# TASK DESCRIPTION
In the copy, include no pictures. Reproduce the rest of the entries exactly.
+++
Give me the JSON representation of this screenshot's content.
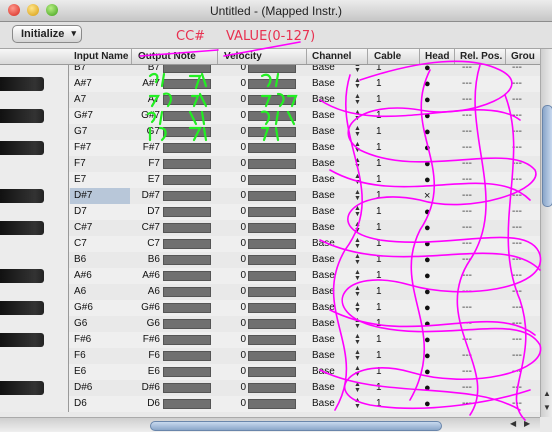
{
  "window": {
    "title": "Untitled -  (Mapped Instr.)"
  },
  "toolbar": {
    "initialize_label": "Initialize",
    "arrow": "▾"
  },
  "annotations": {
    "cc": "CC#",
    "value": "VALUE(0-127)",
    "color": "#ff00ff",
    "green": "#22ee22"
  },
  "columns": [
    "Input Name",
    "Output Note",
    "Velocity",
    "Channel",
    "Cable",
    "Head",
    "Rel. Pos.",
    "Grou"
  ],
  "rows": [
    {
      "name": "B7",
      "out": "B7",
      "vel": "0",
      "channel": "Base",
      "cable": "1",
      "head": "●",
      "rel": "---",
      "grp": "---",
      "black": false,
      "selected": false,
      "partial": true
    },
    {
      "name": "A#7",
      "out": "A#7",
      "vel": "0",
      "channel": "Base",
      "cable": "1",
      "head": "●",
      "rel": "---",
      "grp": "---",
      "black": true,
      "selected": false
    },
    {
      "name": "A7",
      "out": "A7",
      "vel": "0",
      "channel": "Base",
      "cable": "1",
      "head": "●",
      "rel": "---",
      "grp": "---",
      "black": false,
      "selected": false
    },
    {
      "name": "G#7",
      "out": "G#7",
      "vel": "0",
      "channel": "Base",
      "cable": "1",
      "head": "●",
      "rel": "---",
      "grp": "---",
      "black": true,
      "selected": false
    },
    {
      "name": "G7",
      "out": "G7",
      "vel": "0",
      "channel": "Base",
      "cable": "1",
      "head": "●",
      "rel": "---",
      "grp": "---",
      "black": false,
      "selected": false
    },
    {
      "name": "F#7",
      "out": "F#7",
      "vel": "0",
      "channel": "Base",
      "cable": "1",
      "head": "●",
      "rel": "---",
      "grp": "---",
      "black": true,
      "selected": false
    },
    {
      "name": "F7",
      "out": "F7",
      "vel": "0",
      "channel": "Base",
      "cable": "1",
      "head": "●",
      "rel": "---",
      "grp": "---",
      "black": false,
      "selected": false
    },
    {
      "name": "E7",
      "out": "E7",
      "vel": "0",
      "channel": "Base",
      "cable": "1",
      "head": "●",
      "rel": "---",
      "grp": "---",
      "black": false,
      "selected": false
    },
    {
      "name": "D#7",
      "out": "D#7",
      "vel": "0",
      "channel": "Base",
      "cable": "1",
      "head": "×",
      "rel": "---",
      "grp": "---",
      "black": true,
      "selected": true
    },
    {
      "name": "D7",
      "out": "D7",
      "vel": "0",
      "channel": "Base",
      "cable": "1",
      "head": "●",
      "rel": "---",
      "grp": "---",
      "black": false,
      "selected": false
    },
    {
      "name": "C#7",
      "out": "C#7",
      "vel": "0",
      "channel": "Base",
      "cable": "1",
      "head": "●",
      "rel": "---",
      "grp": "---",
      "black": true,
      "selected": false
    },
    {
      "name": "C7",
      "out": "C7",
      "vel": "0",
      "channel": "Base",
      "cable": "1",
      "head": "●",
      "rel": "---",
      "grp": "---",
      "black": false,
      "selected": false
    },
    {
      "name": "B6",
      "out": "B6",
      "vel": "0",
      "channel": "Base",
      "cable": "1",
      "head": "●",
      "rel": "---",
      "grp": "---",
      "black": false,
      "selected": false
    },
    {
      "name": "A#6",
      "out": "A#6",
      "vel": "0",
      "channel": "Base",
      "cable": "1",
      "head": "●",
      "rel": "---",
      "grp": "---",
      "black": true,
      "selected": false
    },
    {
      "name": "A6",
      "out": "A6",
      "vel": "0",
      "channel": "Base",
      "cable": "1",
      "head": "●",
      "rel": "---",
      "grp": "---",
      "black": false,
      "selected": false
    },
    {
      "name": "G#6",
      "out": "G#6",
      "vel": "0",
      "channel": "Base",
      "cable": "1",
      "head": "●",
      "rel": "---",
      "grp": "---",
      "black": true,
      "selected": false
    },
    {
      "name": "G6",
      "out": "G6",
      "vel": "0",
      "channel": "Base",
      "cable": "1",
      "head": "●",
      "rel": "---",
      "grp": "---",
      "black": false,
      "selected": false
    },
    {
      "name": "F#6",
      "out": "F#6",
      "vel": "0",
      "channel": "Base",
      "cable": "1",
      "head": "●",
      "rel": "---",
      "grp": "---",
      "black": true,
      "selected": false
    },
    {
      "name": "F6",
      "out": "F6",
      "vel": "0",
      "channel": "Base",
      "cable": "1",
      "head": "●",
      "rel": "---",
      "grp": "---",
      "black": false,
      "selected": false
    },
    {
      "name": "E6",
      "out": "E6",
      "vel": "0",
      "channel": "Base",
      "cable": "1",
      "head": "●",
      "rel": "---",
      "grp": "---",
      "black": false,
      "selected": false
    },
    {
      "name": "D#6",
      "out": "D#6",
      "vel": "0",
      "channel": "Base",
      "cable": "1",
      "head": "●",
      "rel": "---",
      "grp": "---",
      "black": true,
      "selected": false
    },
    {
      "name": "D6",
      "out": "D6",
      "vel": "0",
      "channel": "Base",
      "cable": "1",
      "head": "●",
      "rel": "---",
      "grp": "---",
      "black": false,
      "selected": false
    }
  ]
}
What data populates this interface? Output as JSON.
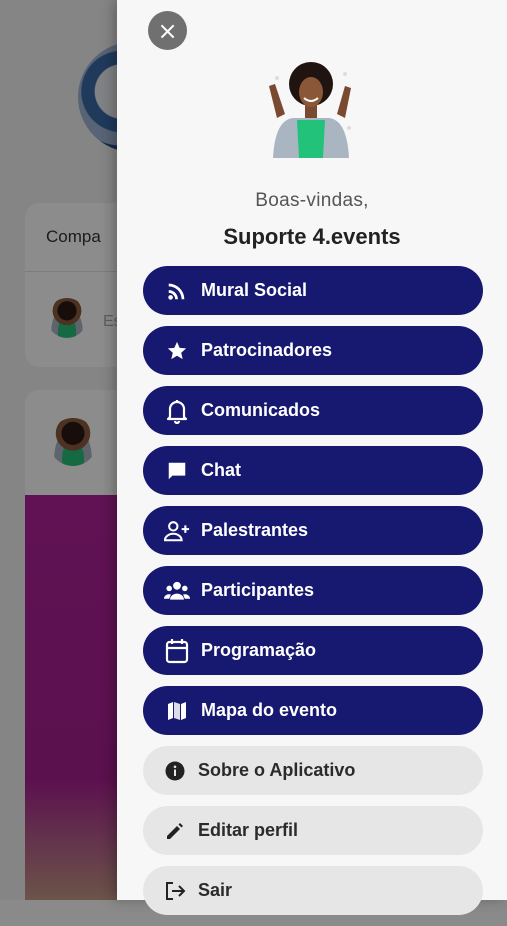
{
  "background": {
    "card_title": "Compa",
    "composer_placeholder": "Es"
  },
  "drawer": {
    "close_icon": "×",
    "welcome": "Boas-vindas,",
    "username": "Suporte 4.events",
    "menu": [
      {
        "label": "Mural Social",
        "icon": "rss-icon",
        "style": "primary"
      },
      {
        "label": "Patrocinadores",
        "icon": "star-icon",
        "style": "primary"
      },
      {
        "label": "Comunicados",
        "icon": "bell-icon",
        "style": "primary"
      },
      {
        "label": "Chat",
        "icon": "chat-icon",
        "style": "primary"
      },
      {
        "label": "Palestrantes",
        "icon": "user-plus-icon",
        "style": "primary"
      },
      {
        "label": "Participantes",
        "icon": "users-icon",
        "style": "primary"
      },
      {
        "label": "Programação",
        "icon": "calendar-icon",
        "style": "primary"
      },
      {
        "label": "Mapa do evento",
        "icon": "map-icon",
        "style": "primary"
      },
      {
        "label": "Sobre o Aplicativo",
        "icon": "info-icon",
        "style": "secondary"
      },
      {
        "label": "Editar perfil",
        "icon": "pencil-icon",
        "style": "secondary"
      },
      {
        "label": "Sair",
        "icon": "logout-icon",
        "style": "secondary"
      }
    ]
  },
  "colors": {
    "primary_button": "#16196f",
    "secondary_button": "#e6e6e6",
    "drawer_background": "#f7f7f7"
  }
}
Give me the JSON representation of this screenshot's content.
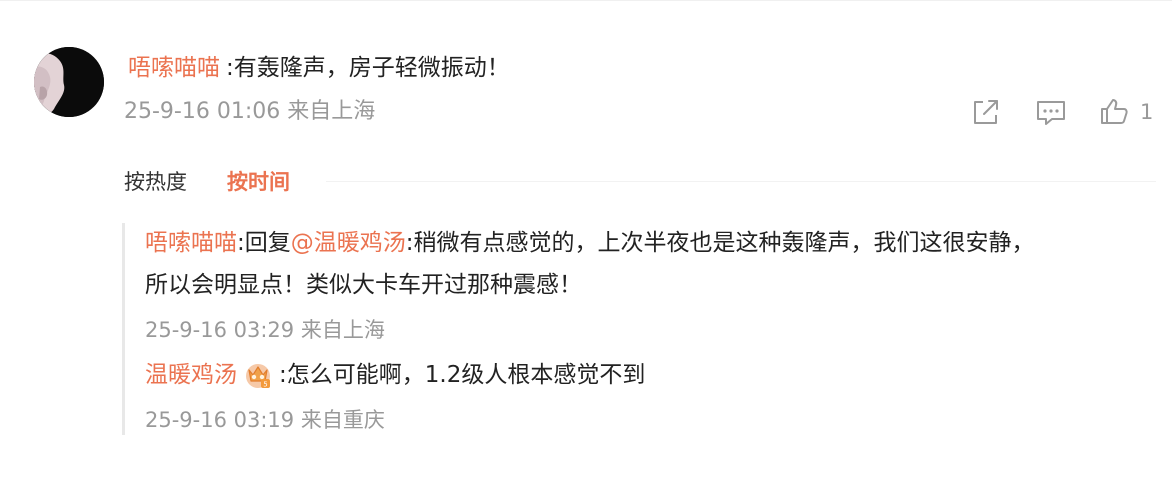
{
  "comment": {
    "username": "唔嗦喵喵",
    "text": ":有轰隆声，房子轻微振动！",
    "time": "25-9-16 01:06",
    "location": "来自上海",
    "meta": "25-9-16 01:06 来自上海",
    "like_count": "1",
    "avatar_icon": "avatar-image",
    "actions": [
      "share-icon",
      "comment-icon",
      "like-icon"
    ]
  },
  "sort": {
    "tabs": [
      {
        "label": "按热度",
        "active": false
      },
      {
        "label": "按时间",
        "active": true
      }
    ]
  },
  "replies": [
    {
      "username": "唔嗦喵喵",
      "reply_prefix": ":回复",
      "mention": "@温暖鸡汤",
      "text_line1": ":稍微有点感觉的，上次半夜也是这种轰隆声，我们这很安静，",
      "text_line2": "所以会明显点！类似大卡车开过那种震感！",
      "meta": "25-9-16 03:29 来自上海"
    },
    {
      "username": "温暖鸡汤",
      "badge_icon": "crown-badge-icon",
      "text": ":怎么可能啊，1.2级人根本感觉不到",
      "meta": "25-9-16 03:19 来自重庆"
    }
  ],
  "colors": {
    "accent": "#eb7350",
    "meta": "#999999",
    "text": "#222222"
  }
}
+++
# RESPONSE TO THE TASK
Give me the JSON representation of this screenshot's content.
{
  "window": {
    "title": "Untitled -  (Mapped Instr.)"
  },
  "toolbar": {
    "initialize_label": "Initialize",
    "arrow": "▾"
  },
  "annotations": {
    "cc": "CC#",
    "value": "VALUE(0-127)",
    "color": "#ff00ff",
    "green": "#22ee22"
  },
  "columns": [
    "Input Name",
    "Output Note",
    "Velocity",
    "Channel",
    "Cable",
    "Head",
    "Rel. Pos.",
    "Grou"
  ],
  "rows": [
    {
      "name": "B7",
      "out": "B7",
      "vel": "0",
      "channel": "Base",
      "cable": "1",
      "head": "●",
      "rel": "---",
      "grp": "---",
      "black": false,
      "selected": false,
      "partial": true
    },
    {
      "name": "A#7",
      "out": "A#7",
      "vel": "0",
      "channel": "Base",
      "cable": "1",
      "head": "●",
      "rel": "---",
      "grp": "---",
      "black": true,
      "selected": false
    },
    {
      "name": "A7",
      "out": "A7",
      "vel": "0",
      "channel": "Base",
      "cable": "1",
      "head": "●",
      "rel": "---",
      "grp": "---",
      "black": false,
      "selected": false
    },
    {
      "name": "G#7",
      "out": "G#7",
      "vel": "0",
      "channel": "Base",
      "cable": "1",
      "head": "●",
      "rel": "---",
      "grp": "---",
      "black": true,
      "selected": false
    },
    {
      "name": "G7",
      "out": "G7",
      "vel": "0",
      "channel": "Base",
      "cable": "1",
      "head": "●",
      "rel": "---",
      "grp": "---",
      "black": false,
      "selected": false
    },
    {
      "name": "F#7",
      "out": "F#7",
      "vel": "0",
      "channel": "Base",
      "cable": "1",
      "head": "●",
      "rel": "---",
      "grp": "---",
      "black": true,
      "selected": false
    },
    {
      "name": "F7",
      "out": "F7",
      "vel": "0",
      "channel": "Base",
      "cable": "1",
      "head": "●",
      "rel": "---",
      "grp": "---",
      "black": false,
      "selected": false
    },
    {
      "name": "E7",
      "out": "E7",
      "vel": "0",
      "channel": "Base",
      "cable": "1",
      "head": "●",
      "rel": "---",
      "grp": "---",
      "black": false,
      "selected": false
    },
    {
      "name": "D#7",
      "out": "D#7",
      "vel": "0",
      "channel": "Base",
      "cable": "1",
      "head": "×",
      "rel": "---",
      "grp": "---",
      "black": true,
      "selected": true
    },
    {
      "name": "D7",
      "out": "D7",
      "vel": "0",
      "channel": "Base",
      "cable": "1",
      "head": "●",
      "rel": "---",
      "grp": "---",
      "black": false,
      "selected": false
    },
    {
      "name": "C#7",
      "out": "C#7",
      "vel": "0",
      "channel": "Base",
      "cable": "1",
      "head": "●",
      "rel": "---",
      "grp": "---",
      "black": true,
      "selected": false
    },
    {
      "name": "C7",
      "out": "C7",
      "vel": "0",
      "channel": "Base",
      "cable": "1",
      "head": "●",
      "rel": "---",
      "grp": "---",
      "black": false,
      "selected": false
    },
    {
      "name": "B6",
      "out": "B6",
      "vel": "0",
      "channel": "Base",
      "cable": "1",
      "head": "●",
      "rel": "---",
      "grp": "---",
      "black": false,
      "selected": false
    },
    {
      "name": "A#6",
      "out": "A#6",
      "vel": "0",
      "channel": "Base",
      "cable": "1",
      "head": "●",
      "rel": "---",
      "grp": "---",
      "black": true,
      "selected": false
    },
    {
      "name": "A6",
      "out": "A6",
      "vel": "0",
      "channel": "Base",
      "cable": "1",
      "head": "●",
      "rel": "---",
      "grp": "---",
      "black": false,
      "selected": false
    },
    {
      "name": "G#6",
      "out": "G#6",
      "vel": "0",
      "channel": "Base",
      "cable": "1",
      "head": "●",
      "rel": "---",
      "grp": "---",
      "black": true,
      "selected": false
    },
    {
      "name": "G6",
      "out": "G6",
      "vel": "0",
      "channel": "Base",
      "cable": "1",
      "head": "●",
      "rel": "---",
      "grp": "---",
      "black": false,
      "selected": false
    },
    {
      "name": "F#6",
      "out": "F#6",
      "vel": "0",
      "channel": "Base",
      "cable": "1",
      "head": "●",
      "rel": "---",
      "grp": "---",
      "black": true,
      "selected": false
    },
    {
      "name": "F6",
      "out": "F6",
      "vel": "0",
      "channel": "Base",
      "cable": "1",
      "head": "●",
      "rel": "---",
      "grp": "---",
      "black": false,
      "selected": false
    },
    {
      "name": "E6",
      "out": "E6",
      "vel": "0",
      "channel": "Base",
      "cable": "1",
      "head": "●",
      "rel": "---",
      "grp": "---",
      "black": false,
      "selected": false
    },
    {
      "name": "D#6",
      "out": "D#6",
      "vel": "0",
      "channel": "Base",
      "cable": "1",
      "head": "●",
      "rel": "---",
      "grp": "---",
      "black": true,
      "selected": false
    },
    {
      "name": "D6",
      "out": "D6",
      "vel": "0",
      "channel": "Base",
      "cable": "1",
      "head": "●",
      "rel": "---",
      "grp": "---",
      "black": false,
      "selected": false
    }
  ]
}
What data populates this interface? Output as JSON.
{
  "background": {
    "card_title": "Compa",
    "composer_placeholder": "Es"
  },
  "drawer": {
    "close_icon": "×",
    "welcome": "Boas-vindas,",
    "username": "Suporte 4.events",
    "menu": [
      {
        "label": "Mural Social",
        "icon": "rss-icon",
        "style": "primary"
      },
      {
        "label": "Patrocinadores",
        "icon": "star-icon",
        "style": "primary"
      },
      {
        "label": "Comunicados",
        "icon": "bell-icon",
        "style": "primary"
      },
      {
        "label": "Chat",
        "icon": "chat-icon",
        "style": "primary"
      },
      {
        "label": "Palestrantes",
        "icon": "user-plus-icon",
        "style": "primary"
      },
      {
        "label": "Participantes",
        "icon": "users-icon",
        "style": "primary"
      },
      {
        "label": "Programação",
        "icon": "calendar-icon",
        "style": "primary"
      },
      {
        "label": "Mapa do evento",
        "icon": "map-icon",
        "style": "primary"
      },
      {
        "label": "Sobre o Aplicativo",
        "icon": "info-icon",
        "style": "secondary"
      },
      {
        "label": "Editar perfil",
        "icon": "pencil-icon",
        "style": "secondary"
      },
      {
        "label": "Sair",
        "icon": "logout-icon",
        "style": "secondary"
      }
    ]
  },
  "colors": {
    "primary_button": "#16196f",
    "secondary_button": "#e6e6e6",
    "drawer_background": "#f7f7f7"
  }
}
Give me the JSON representation of this screenshot's content.
{
  "comment": {
    "username": "唔嗦喵喵",
    "text": ":有轰隆声，房子轻微振动！",
    "time": "25-9-16 01:06",
    "location": "来自上海",
    "meta": "25-9-16 01:06 来自上海",
    "like_count": "1",
    "avatar_icon": "avatar-image",
    "actions": [
      "share-icon",
      "comment-icon",
      "like-icon"
    ]
  },
  "sort": {
    "tabs": [
      {
        "label": "按热度",
        "active": false
      },
      {
        "label": "按时间",
        "active": true
      }
    ]
  },
  "replies": [
    {
      "username": "唔嗦喵喵",
      "reply_prefix": ":回复",
      "mention": "@温暖鸡汤",
      "text_line1": ":稍微有点感觉的，上次半夜也是这种轰隆声，我们这很安静，",
      "text_line2": "所以会明显点！类似大卡车开过那种震感！",
      "meta": "25-9-16 03:29 来自上海"
    },
    {
      "username": "温暖鸡汤",
      "badge_icon": "crown-badge-icon",
      "text": ":怎么可能啊，1.2级人根本感觉不到",
      "meta": "25-9-16 03:19 来自重庆"
    }
  ],
  "colors": {
    "accent": "#eb7350",
    "meta": "#999999",
    "text": "#222222"
  }
}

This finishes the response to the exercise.